When the preparations are complete, the fruit frogs take all the fruit off of their body — stem and all. This signals to the fruit that it's time to form a capricornucopia, and it signals the impending death of the fruit frogs. They place their fruit in the middle of the pond's "island" and then celebrate by telling stories all night. The next day they will enter the hole with the fruit and all the fruit seeds they collected throughout their lives. They then die, rapidly decomposing afterward. Their bodies serve as nutrients for the development of all of the fruit into a capricornucopia. The flower frogs are left to care for the pond and the new growth.
Capricornucopias have a personality that's a mesh of all the individuals who put their fruit and seeds into the mix. Contrary to popular belief, you can mix in seeds from other species into the capricornucopia's growth, as long as it's done on the first day.
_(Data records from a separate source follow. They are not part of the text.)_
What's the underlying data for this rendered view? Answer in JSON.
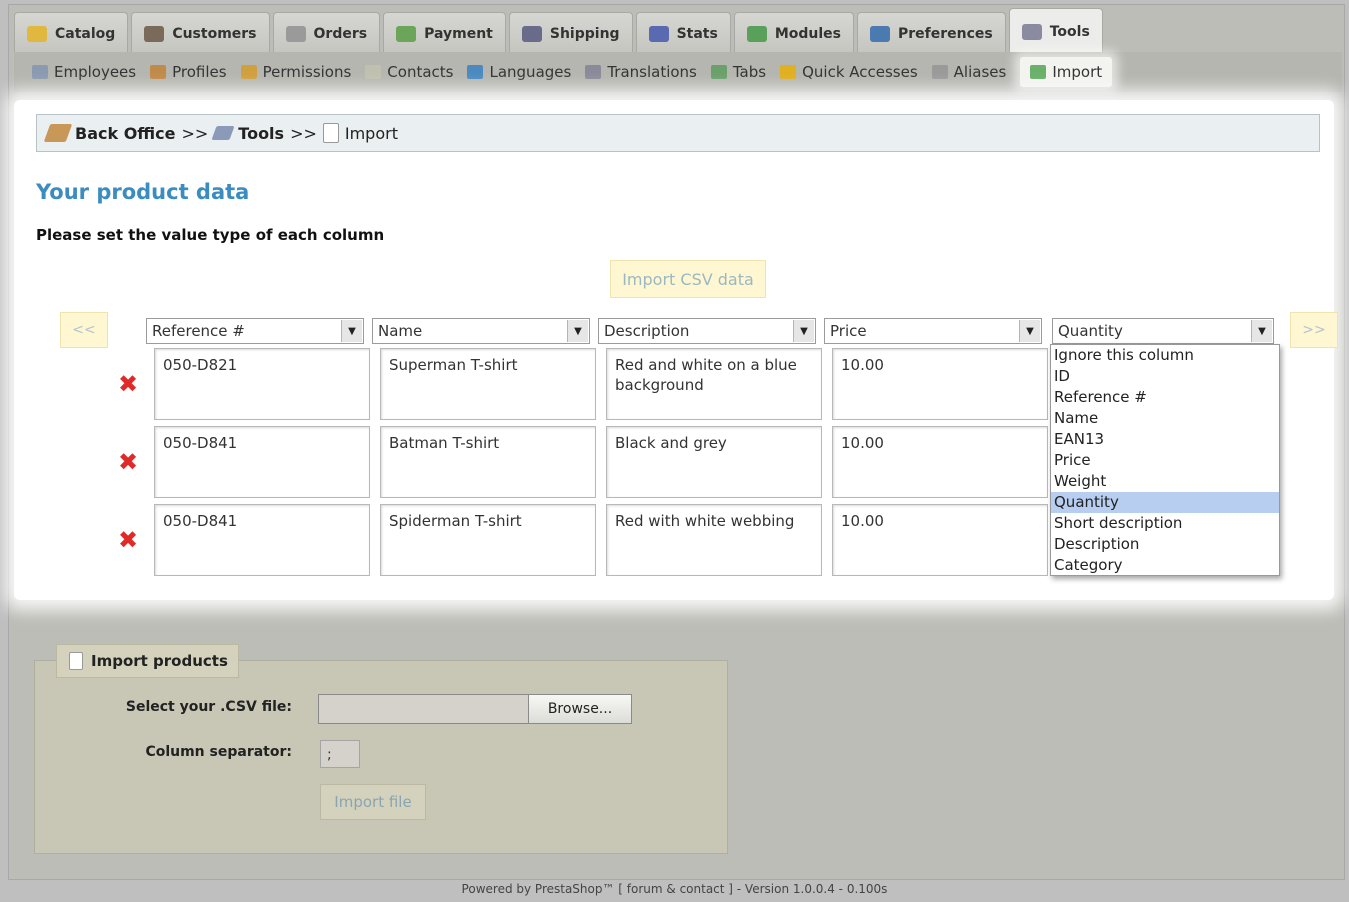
{
  "tabs": [
    {
      "label": "Catalog",
      "icon": "folder-icon",
      "color": "#e0b840"
    },
    {
      "label": "Customers",
      "icon": "user-icon",
      "color": "#7a6a5a"
    },
    {
      "label": "Orders",
      "icon": "orders-icon",
      "color": "#9a9a9a"
    },
    {
      "label": "Payment",
      "icon": "payment-icon",
      "color": "#6aa55a"
    },
    {
      "label": "Shipping",
      "icon": "truck-icon",
      "color": "#6a6a8a"
    },
    {
      "label": "Stats",
      "icon": "stats-icon",
      "color": "#5a6ab0"
    },
    {
      "label": "Modules",
      "icon": "modules-icon",
      "color": "#5aa05a"
    },
    {
      "label": "Preferences",
      "icon": "monitor-icon",
      "color": "#4a7ab0"
    },
    {
      "label": "Tools",
      "icon": "wrench-icon",
      "color": "#8a8aa0"
    }
  ],
  "subnav": [
    {
      "label": "Employees",
      "icon": "employees-icon",
      "color": "#8a9ab0"
    },
    {
      "label": "Profiles",
      "icon": "profiles-icon",
      "color": "#c08a4a"
    },
    {
      "label": "Permissions",
      "icon": "lock-icon",
      "color": "#d0a040"
    },
    {
      "label": "Contacts",
      "icon": "contacts-icon",
      "color": "#c0c0b0"
    },
    {
      "label": "Languages",
      "icon": "globe-icon",
      "color": "#4a8ac0"
    },
    {
      "label": "Translations",
      "icon": "translations-icon",
      "color": "#8a8a9a"
    },
    {
      "label": "Tabs",
      "icon": "tabs-icon",
      "color": "#6aa06a"
    },
    {
      "label": "Quick Accesses",
      "icon": "lightning-icon",
      "color": "#e0b020"
    },
    {
      "label": "Aliases",
      "icon": "search-icon",
      "color": "#9a9a9a"
    },
    {
      "label": "Import",
      "icon": "import-icon",
      "color": "#6ab06a"
    }
  ],
  "breadcrumb": {
    "root": "Back Office",
    "sep1": ">>",
    "middle": "Tools",
    "sep2": ">>",
    "current": "Import"
  },
  "title": "Your product data",
  "subtitle": "Please set the value type of each column",
  "import_csv_button": "Import CSV data",
  "nav": {
    "prev": "<<",
    "next": ">>"
  },
  "columns": [
    "Reference #",
    "Name",
    "Description",
    "Price",
    "Quantity"
  ],
  "rows": [
    [
      "050-D821",
      "Superman T-shirt",
      "Red and white on a blue background",
      "10.00"
    ],
    [
      "050-D841",
      "Batman T-shirt",
      "Black and grey",
      "10.00"
    ],
    [
      "050-D841",
      "Spiderman T-shirt",
      "Red with white webbing",
      "10.00"
    ]
  ],
  "delete_symbol": "✖",
  "dropdown": {
    "options": [
      "Ignore this column",
      "ID",
      "Reference #",
      "Name",
      "EAN13",
      "Price",
      "Weight",
      "Quantity",
      "Short description",
      "Description",
      "Category"
    ],
    "selected": "Quantity"
  },
  "import_products": {
    "legend": "Import products",
    "file_label": "Select your .CSV file:",
    "browse": "Browse...",
    "separator_label": "Column separator:",
    "separator_value": ";",
    "import_button": "Import file"
  },
  "footer": "Powered by PrestaShop™ [ forum & contact ] - Version 1.0.0.4 - 0.100s"
}
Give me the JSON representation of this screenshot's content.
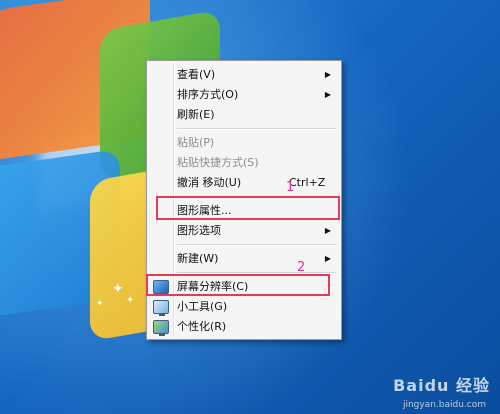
{
  "menu": {
    "items": [
      {
        "label": "查看(V)",
        "submenu": true
      },
      {
        "label": "排序方式(O)",
        "submenu": true
      },
      {
        "label": "刷新(E)"
      },
      {
        "label": "粘贴(P)",
        "disabled": true
      },
      {
        "label": "粘贴快捷方式(S)",
        "disabled": true
      },
      {
        "label": "撤消 移动(U)",
        "shortcut": "Ctrl+Z"
      },
      {
        "label": "图形属性..."
      },
      {
        "label": "图形选项",
        "submenu": true
      },
      {
        "label": "新建(W)",
        "submenu": true
      },
      {
        "label": "屏幕分辨率(C)",
        "icon": "display-icon"
      },
      {
        "label": "小工具(G)",
        "icon": "gadgets-icon"
      },
      {
        "label": "个性化(R)",
        "icon": "personalize-icon"
      }
    ]
  },
  "annotations": {
    "marker1": "1",
    "marker2": "2",
    "color": "#e23c5a"
  },
  "watermark": {
    "brand": "Baidu 经验",
    "url": "jingyan.baidu.com"
  }
}
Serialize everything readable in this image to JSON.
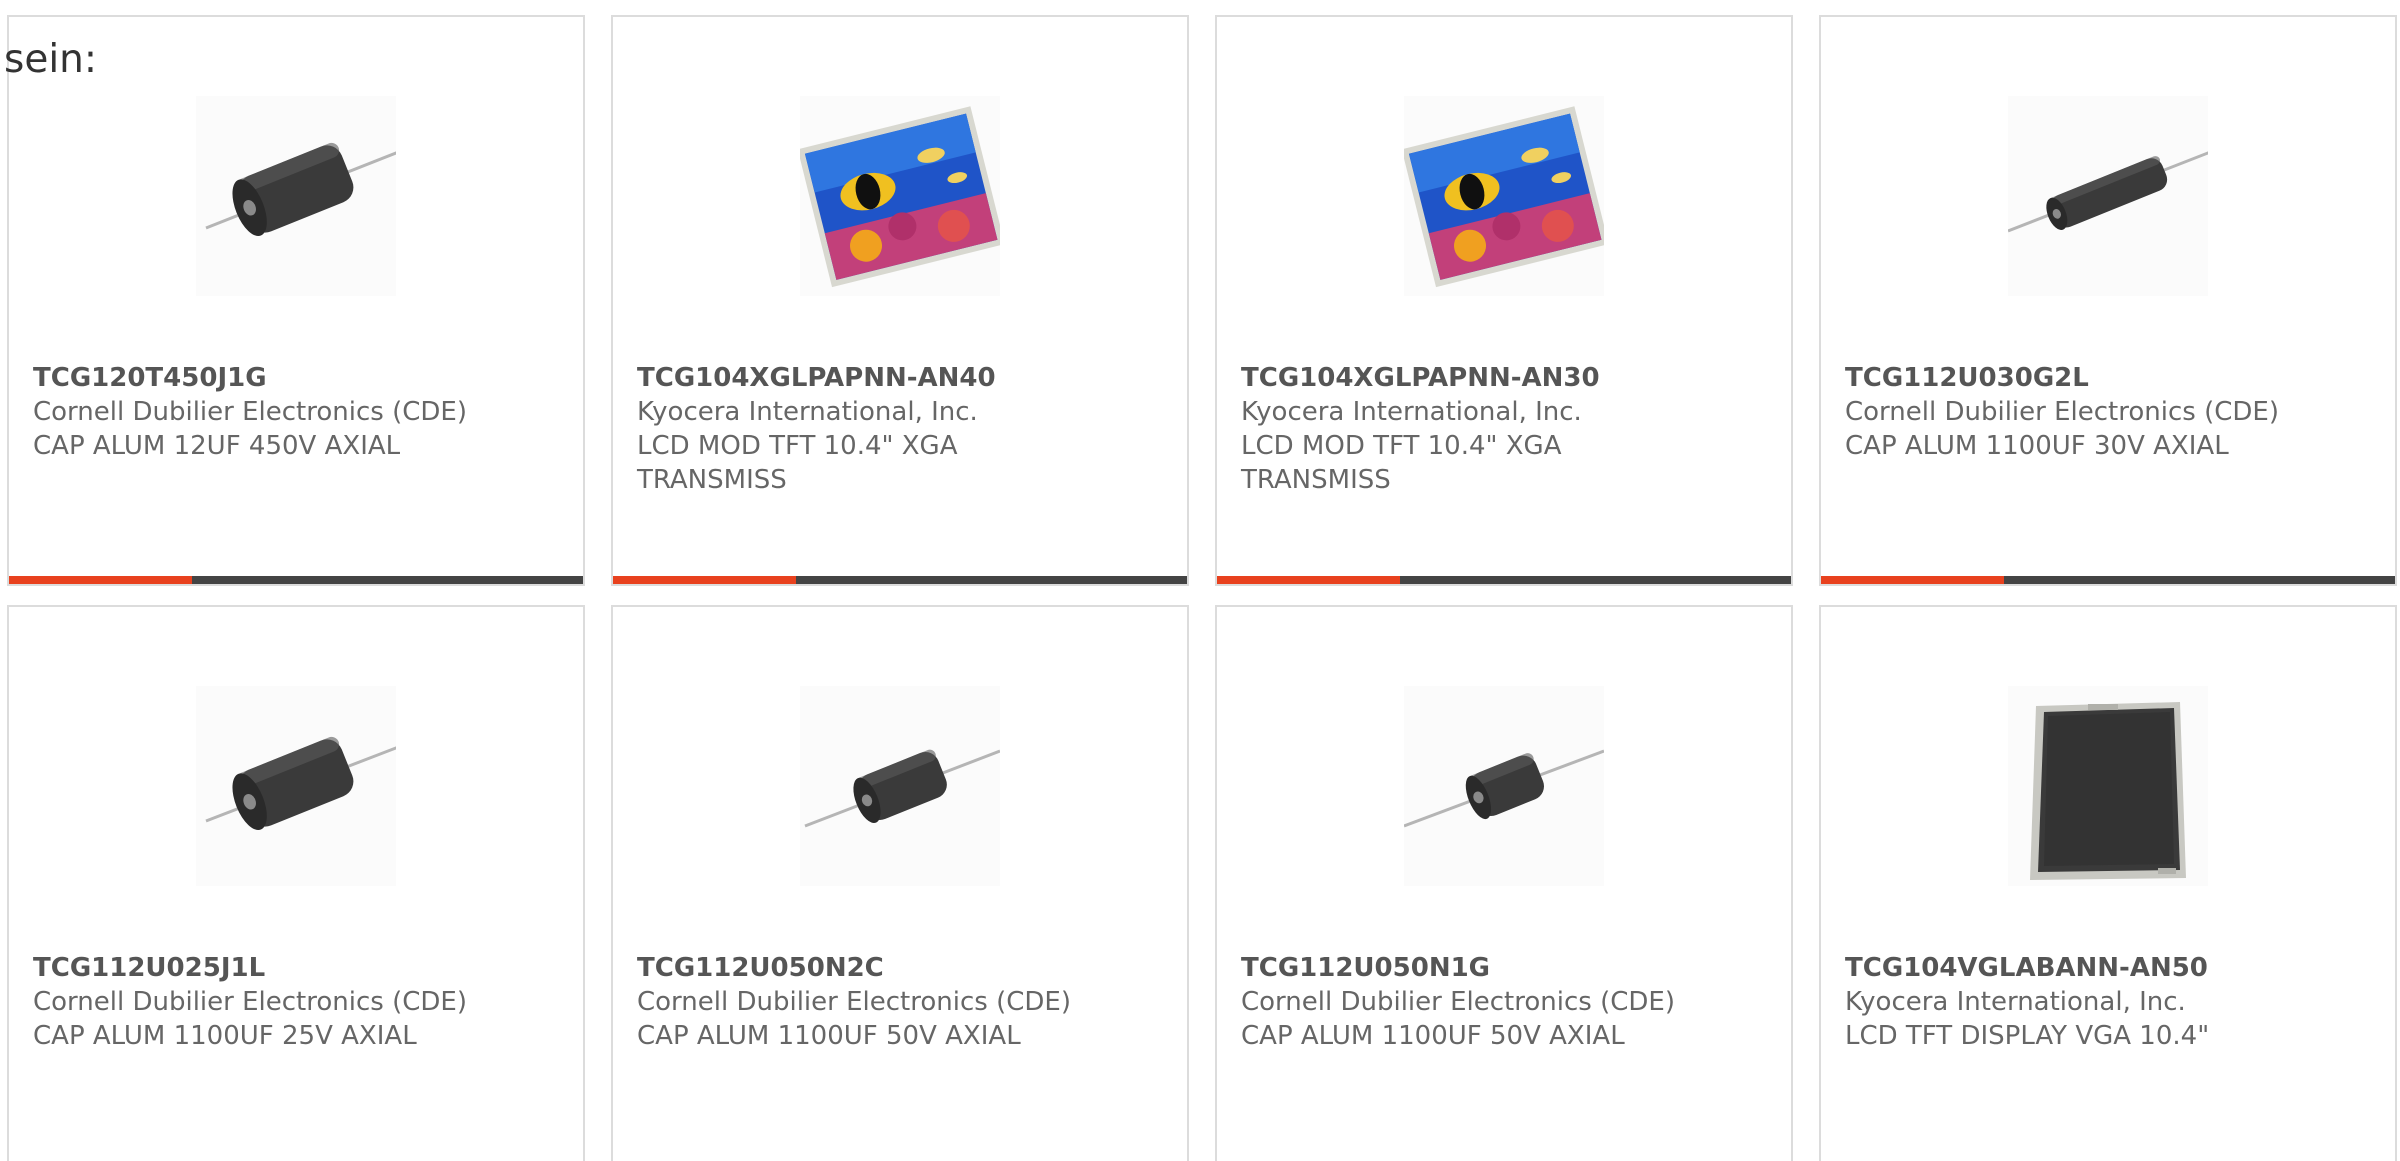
{
  "lead_text": "sein:",
  "colors": {
    "accent": "#e8411e",
    "bar": "#444444",
    "border": "#dcdcdc"
  },
  "products": [
    {
      "part_number": "TCG120T450J1G",
      "manufacturer": "Cornell Dubilier Electronics (CDE)",
      "description": "CAP ALUM 12UF 450V AXIAL",
      "image_icon": "axial-capacitor-icon"
    },
    {
      "part_number": "TCG104XGLPAPNN-AN40",
      "manufacturer": "Kyocera International, Inc.",
      "description": "LCD MOD TFT 10.4\" XGA TRANSMISS",
      "image_icon": "lcd-module-icon"
    },
    {
      "part_number": "TCG104XGLPAPNN-AN30",
      "manufacturer": "Kyocera International, Inc.",
      "description": "LCD MOD TFT 10.4\" XGA TRANSMISS",
      "image_icon": "lcd-module-icon"
    },
    {
      "part_number": "TCG112U030G2L",
      "manufacturer": "Cornell Dubilier Electronics (CDE)",
      "description": "CAP ALUM 1100UF 30V AXIAL",
      "image_icon": "axial-capacitor-icon"
    },
    {
      "part_number": "TCG112U025J1L",
      "manufacturer": "Cornell Dubilier Electronics (CDE)",
      "description": "CAP ALUM 1100UF 25V AXIAL",
      "image_icon": "axial-capacitor-icon"
    },
    {
      "part_number": "TCG112U050N2C",
      "manufacturer": "Cornell Dubilier Electronics (CDE)",
      "description": "CAP ALUM 1100UF 50V AXIAL",
      "image_icon": "axial-capacitor-icon"
    },
    {
      "part_number": "TCG112U050N1G",
      "manufacturer": "Cornell Dubilier Electronics (CDE)",
      "description": "CAP ALUM 1100UF 50V AXIAL",
      "image_icon": "axial-capacitor-icon"
    },
    {
      "part_number": "TCG104VGLABANN-AN50",
      "manufacturer": "Kyocera International, Inc.",
      "description": "LCD TFT DISPLAY VGA 10.4\"",
      "image_icon": "lcd-display-panel-icon"
    }
  ]
}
This can introduce strange crosses and hybrids into the fruit frog species. Fruit frogs are usually sterile and unable to conceive; capricornucopias are the only method of reproduction available to most of them. For this reason, capricornucopias are not seen as a separate species, but as part of the fruit frog species. (Fruit frogs would agree with this assessment.)
Fruit frog communities
Capricornucopias are the foundation of most fruit frog communities. They share the intuitive collective knowledge of all of the individuals whose fruit and seeds went into it, though they don't have perfect memory recall of things that happened to those who contributed to the capricornucopia's growth. They shape the development of the seedpoles and budpoles that emerge from their seeds.
Fruit frogs are very group-oriented. They much prefer company to pure solitude. Female fruit forgs have historically been more interested in outsiders, while male flower frogs have historically been more involved in childcare and preserving stories and tradition.